The photographs were taken by McCartney during the critical period when The Beatles rocketed to international success. Through his lens, McCartney takes us behind the scenes of “Beatlemania.” The intimate work gives insight into what it was like to go from performing locally in Liverpool to taking the stage on The Ed Sullivan Show with over 70 million people tuning in to watch.
The portraits, all taken with a 35mm camera, will also be included in a coffee-table book with the same name, also set to be released in June. The book will contain 275 photographs, which were culled from McCartney's private archive. Incredibly, the iconic musician had completely forgotten about the images, and they were only rediscovered in 2020 along with thousands of other photos from his archive.

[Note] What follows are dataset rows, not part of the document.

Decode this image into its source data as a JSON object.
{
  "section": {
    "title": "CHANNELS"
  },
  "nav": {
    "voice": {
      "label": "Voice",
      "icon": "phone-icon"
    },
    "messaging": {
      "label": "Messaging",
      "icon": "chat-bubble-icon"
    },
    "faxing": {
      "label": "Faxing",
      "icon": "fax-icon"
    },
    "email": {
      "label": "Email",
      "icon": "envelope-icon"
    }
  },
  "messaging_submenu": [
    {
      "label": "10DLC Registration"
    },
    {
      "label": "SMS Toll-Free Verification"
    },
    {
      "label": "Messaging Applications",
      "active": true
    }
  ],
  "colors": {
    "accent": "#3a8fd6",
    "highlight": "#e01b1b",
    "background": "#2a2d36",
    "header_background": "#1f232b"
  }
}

“Anyone who rediscovers a personal relic or family treasure is instantly flooded with memories and emotions, which then trigger associations buried in the haze of time,” McCartney shared. “This was exactly my experience in seeing these photos, all taken over an intense three-month period of travel, culminating in February 1964.”
But the Paul McCartney exhibition certainly isn't the only reason to take a trip to the National Portrait Gallery. The museum is also paying homage to pioneering female photographers, starting with Yevonde. She innovated the use of color photography in the 1930s and was a trailblazing British photographer throughout her 60-year career. Yevonde: Life and Colour will open on June 22, 2023.
Drawings by David Hockney and an exhibition for the Taylor Wessing Photo Portrait Prize round out 2023. In 2024, visitors can look forward to a major survey of African diasporic artists working in the UK and America, as well as an exhibition celebrating the artistry of Francesca Woodman and Julia Margaret Cameron.